** Opening Exercise data block **
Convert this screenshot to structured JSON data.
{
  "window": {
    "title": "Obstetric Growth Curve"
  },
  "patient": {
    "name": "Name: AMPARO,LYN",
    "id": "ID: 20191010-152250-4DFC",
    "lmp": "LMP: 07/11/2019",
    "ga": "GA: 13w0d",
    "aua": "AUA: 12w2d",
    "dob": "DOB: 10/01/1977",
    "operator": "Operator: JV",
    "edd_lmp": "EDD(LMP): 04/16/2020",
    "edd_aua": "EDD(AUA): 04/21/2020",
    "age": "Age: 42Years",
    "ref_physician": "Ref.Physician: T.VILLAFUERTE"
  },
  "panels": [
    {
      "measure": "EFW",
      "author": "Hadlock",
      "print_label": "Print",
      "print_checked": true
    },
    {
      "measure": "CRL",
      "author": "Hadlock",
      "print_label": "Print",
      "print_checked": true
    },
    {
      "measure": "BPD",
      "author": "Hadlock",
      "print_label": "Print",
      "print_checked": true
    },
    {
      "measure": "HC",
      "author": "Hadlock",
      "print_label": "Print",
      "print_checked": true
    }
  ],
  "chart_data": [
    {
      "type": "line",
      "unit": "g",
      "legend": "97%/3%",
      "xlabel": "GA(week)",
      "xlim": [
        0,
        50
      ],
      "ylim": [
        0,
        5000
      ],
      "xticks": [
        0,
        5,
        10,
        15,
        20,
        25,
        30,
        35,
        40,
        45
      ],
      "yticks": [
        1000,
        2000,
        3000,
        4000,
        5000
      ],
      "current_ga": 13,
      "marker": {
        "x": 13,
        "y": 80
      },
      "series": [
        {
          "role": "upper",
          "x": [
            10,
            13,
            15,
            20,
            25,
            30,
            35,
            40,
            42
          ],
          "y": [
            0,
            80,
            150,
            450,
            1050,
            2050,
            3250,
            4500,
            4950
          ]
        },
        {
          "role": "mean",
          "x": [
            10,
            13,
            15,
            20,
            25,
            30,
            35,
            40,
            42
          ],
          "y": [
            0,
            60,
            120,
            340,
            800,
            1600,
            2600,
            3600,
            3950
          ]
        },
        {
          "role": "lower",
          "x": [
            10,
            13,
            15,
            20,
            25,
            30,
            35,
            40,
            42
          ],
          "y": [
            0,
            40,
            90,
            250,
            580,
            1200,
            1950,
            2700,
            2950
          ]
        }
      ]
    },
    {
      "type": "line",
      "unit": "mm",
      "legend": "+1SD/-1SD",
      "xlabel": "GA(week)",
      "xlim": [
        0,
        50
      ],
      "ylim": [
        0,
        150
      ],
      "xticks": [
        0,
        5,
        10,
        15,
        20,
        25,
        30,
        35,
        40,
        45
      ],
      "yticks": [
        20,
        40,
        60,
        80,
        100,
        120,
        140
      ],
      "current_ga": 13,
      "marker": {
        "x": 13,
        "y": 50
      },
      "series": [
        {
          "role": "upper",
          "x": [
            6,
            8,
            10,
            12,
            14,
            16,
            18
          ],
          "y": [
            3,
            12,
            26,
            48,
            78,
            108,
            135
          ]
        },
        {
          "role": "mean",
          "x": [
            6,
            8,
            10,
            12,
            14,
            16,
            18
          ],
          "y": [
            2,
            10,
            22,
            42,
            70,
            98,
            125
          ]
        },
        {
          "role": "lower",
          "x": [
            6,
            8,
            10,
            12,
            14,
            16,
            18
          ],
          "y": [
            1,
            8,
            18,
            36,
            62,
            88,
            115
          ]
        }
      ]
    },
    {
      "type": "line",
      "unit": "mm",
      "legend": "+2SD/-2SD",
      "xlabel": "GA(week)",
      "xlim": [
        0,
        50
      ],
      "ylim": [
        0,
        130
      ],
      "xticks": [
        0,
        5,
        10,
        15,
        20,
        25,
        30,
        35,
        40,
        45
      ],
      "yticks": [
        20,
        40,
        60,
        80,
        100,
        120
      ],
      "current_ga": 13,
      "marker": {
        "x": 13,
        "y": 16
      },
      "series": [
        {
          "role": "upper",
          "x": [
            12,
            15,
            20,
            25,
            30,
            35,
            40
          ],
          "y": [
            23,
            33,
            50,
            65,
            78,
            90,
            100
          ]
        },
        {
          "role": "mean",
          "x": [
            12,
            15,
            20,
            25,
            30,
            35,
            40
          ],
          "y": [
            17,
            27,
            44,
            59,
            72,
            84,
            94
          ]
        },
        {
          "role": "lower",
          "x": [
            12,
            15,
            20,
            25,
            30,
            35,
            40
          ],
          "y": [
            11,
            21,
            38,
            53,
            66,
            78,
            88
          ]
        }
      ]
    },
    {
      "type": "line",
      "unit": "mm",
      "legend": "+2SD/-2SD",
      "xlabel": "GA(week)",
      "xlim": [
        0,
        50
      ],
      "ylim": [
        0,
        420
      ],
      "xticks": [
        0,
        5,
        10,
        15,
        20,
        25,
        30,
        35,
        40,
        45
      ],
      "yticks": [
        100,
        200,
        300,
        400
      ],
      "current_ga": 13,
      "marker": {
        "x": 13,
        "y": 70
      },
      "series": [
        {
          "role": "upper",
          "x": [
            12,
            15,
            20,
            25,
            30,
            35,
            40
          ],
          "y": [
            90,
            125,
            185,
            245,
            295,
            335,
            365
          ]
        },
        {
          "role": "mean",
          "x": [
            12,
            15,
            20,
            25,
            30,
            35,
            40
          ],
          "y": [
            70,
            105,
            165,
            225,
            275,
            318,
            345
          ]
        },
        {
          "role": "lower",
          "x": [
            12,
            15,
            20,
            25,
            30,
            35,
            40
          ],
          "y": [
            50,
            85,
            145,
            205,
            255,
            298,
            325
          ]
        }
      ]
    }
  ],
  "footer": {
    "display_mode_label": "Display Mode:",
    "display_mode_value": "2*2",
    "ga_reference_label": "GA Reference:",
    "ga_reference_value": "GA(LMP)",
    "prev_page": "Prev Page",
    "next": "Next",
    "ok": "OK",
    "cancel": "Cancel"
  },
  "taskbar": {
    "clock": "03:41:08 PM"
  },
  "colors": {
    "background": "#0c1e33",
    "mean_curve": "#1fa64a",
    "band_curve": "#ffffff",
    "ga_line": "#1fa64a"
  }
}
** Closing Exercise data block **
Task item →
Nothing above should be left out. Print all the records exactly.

Answer to this problem →
Convert this screenshot to structured JSON data.
{
  "window": {
    "title": "Obstetric Growth Curve"
  },
  "patient": {
    "name": "Name: AMPARO,LYN",
    "id": "ID: 20191010-152250-4DFC",
    "lmp": "LMP: 07/11/2019",
    "ga": "GA: 13w0d",
    "aua": "AUA: 12w2d",
    "dob": "DOB: 10/01/1977",
    "operator": "Operator: JV",
    "edd_lmp": "EDD(LMP): 04/16/2020",
    "edd_aua": "EDD(AUA): 04/21/2020",
    "age": "Age: 42Years",
    "ref_physician": "Ref.Physician: T.VILLAFUERTE"
  },
  "panels": [
    {
      "measure": "EFW",
      "author": "Hadlock",
      "print_label": "Print",
      "print_checked": true
    },
    {
      "measure": "CRL",
      "author": "Hadlock",
      "print_label": "Print",
      "print_checked": true
    },
    {
      "measure": "BPD",
      "author": "Hadlock",
      "print_label": "Print",
      "print_checked": true
    },
    {
      "measure": "HC",
      "author": "Hadlock",
      "print_label": "Print",
      "print_checked": true
    }
  ],
  "chart_data": [
    {
      "type": "line",
      "unit": "g",
      "legend": "97%/3%",
      "xlabel": "GA(week)",
      "xlim": [
        0,
        50
      ],
      "ylim": [
        0,
        5000
      ],
      "xticks": [
        0,
        5,
        10,
        15,
        20,
        25,
        30,
        35,
        40,
        45
      ],
      "yticks": [
        1000,
        2000,
        3000,
        4000,
        5000
      ],
      "current_ga": 13,
      "marker": {
        "x": 13,
        "y": 80
      },
      "series": [
        {
          "role": "upper",
          "x": [
            10,
            13,
            15,
            20,
            25,
            30,
            35,
            40,
            42
          ],
          "y": [
            0,
            80,
            150,
            450,
            1050,
            2050,
            3250,
            4500,
            4950
          ]
        },
        {
          "role": "mean",
          "x": [
            10,
            13,
            15,
            20,
            25,
            30,
            35,
            40,
            42
          ],
          "y": [
            0,
            60,
            120,
            340,
            800,
            1600,
            2600,
            3600,
            3950
          ]
        },
        {
          "role": "lower",
          "x": [
            10,
            13,
            15,
            20,
            25,
            30,
            35,
            40,
            42
          ],
          "y": [
            0,
            40,
            90,
            250,
            580,
            1200,
            1950,
            2700,
            2950
          ]
        }
      ]
    },
    {
      "type": "line",
      "unit": "mm",
      "legend": "+1SD/-1SD",
      "xlabel": "GA(week)",
      "xlim": [
        0,
        50
      ],
      "ylim": [
        0,
        150
      ],
      "xticks": [
        0,
        5,
        10,
        15,
        20,
        25,
        30,
        35,
        40,
        45
      ],
      "yticks": [
        20,
        40,
        60,
        80,
        100,
        120,
        140
      ],
      "current_ga": 13,
      "marker": {
        "x": 13,
        "y": 50
      },
      "series": [
        {
          "role": "upper",
          "x": [
            6,
            8,
            10,
            12,
            14,
            16,
            18
          ],
          "y": [
            3,
            12,
            26,
            48,
            78,
            108,
            135
          ]
        },
        {
          "role": "mean",
          "x": [
            6,
            8,
            10,
            12,
            14,
            16,
            18
          ],
          "y": [
            2,
            10,
            22,
            42,
            70,
            98,
            125
          ]
        },
        {
          "role": "lower",
          "x": [
            6,
            8,
            10,
            12,
            14,
            16,
            18
          ],
          "y": [
            1,
            8,
            18,
            36,
            62,
            88,
            115
          ]
        }
      ]
    },
    {
      "type": "line",
      "unit": "mm",
      "legend": "+2SD/-2SD",
      "xlabel": "GA(week)",
      "xlim": [
        0,
        50
      ],
      "ylim": [
        0,
        130
      ],
      "xticks": [
        0,
        5,
        10,
        15,
        20,
        25,
        30,
        35,
        40,
        45
      ],
      "yticks": [
        20,
        40,
        60,
        80,
        100,
        120
      ],
      "current_ga": 13,
      "marker": {
        "x": 13,
        "y": 16
      },
      "series": [
        {
          "role": "upper",
          "x": [
            12,
            15,
            20,
            25,
            30,
            35,
            40
          ],
          "y": [
            23,
            33,
            50,
            65,
            78,
            90,
            100
          ]
        },
        {
          "role": "mean",
          "x": [
            12,
            15,
            20,
            25,
            30,
            35,
            40
          ],
          "y": [
            17,
            27,
            44,
            59,
            72,
            84,
            94
          ]
        },
        {
          "role": "lower",
          "x": [
            12,
            15,
            20,
            25,
            30,
            35,
            40
          ],
          "y": [
            11,
            21,
            38,
            53,
            66,
            78,
            88
          ]
        }
      ]
    },
    {
      "type": "line",
      "unit": "mm",
      "legend": "+2SD/-2SD",
      "xlabel": "GA(week)",
      "xlim": [
        0,
        50
      ],
      "ylim": [
        0,
        420
      ],
      "xticks": [
        0,
        5,
        10,
        15,
        20,
        25,
        30,
        35,
        40,
        45
      ],
      "yticks": [
        100,
        200,
        300,
        400
      ],
      "current_ga": 13,
      "marker": {
        "x": 13,
        "y": 70
      },
      "series": [
        {
          "role": "upper",
          "x": [
            12,
            15,
            20,
            25,
            30,
            35,
            40
          ],
          "y": [
            90,
            125,
            185,
            245,
            295,
            335,
            365
          ]
        },
        {
          "role": "mean",
          "x": [
            12,
            15,
            20,
            25,
            30,
            35,
            40
          ],
          "y": [
            70,
            105,
            165,
            225,
            275,
            318,
            345
          ]
        },
        {
          "role": "lower",
          "x": [
            12,
            15,
            20,
            25,
            30,
            35,
            40
          ],
          "y": [
            50,
            85,
            145,
            205,
            255,
            298,
            325
          ]
        }
      ]
    }
  ],
  "footer": {
    "display_mode_label": "Display Mode:",
    "display_mode_value": "2*2",
    "ga_reference_label": "GA Reference:",
    "ga_reference_value": "GA(LMP)",
    "prev_page": "Prev Page",
    "next": "Next",
    "ok": "OK",
    "cancel": "Cancel"
  },
  "taskbar": {
    "clock": "03:41:08 PM"
  },
  "colors": {
    "background": "#0c1e33",
    "mean_curve": "#1fa64a",
    "band_curve": "#ffffff",
    "ga_line": "#1fa64a"
  }
}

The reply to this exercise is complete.